- _Supplied data_:
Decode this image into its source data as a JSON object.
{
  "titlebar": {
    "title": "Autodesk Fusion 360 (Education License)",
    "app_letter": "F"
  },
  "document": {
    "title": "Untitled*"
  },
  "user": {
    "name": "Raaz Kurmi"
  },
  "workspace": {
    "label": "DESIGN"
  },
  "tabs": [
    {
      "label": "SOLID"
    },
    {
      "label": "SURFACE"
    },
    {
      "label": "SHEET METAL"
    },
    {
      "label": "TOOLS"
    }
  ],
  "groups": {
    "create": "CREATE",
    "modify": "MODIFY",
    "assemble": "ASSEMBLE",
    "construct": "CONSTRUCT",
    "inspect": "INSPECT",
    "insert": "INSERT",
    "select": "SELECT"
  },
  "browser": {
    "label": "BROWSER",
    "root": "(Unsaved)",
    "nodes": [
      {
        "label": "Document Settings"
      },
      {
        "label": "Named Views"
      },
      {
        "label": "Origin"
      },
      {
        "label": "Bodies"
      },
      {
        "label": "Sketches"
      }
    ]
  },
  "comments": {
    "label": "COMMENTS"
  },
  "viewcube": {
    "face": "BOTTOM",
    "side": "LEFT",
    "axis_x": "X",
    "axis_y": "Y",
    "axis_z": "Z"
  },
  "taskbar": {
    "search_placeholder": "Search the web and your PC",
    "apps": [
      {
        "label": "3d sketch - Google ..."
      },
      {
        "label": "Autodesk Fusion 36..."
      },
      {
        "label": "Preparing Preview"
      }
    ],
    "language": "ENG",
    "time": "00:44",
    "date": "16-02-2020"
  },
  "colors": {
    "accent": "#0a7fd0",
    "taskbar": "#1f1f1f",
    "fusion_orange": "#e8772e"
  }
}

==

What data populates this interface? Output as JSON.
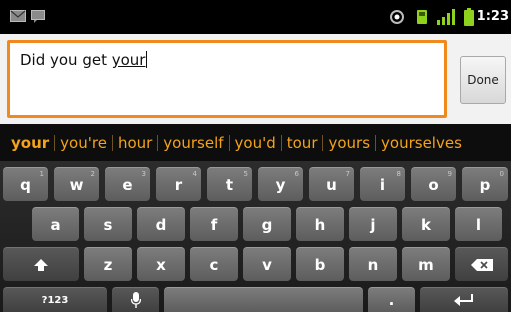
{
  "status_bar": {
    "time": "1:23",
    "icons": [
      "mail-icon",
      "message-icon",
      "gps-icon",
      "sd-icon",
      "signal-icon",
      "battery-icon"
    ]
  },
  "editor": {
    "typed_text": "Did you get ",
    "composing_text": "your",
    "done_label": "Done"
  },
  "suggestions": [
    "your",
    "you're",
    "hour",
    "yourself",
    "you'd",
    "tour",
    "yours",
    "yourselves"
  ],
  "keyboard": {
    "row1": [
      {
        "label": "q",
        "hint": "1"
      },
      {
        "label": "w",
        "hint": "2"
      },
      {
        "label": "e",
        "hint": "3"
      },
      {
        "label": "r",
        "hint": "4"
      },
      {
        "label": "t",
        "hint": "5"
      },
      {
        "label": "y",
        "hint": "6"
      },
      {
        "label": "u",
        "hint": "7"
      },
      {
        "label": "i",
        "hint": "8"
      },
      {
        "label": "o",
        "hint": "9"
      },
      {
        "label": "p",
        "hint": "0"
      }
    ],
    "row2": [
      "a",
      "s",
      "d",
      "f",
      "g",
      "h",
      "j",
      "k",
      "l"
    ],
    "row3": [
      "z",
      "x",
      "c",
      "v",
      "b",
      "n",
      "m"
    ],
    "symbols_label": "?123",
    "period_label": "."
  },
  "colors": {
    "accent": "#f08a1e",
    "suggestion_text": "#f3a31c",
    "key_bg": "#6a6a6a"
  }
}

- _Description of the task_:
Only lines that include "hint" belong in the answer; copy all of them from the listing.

- _Problem solution_:
        "hint": "1"
        "hint": "2"
        "hint": "3"
        "hint": "4"
        "hint": "5"
        "hint": "6"
        "hint": "7"
        "hint": "8"
        "hint": "9"
        "hint": "0"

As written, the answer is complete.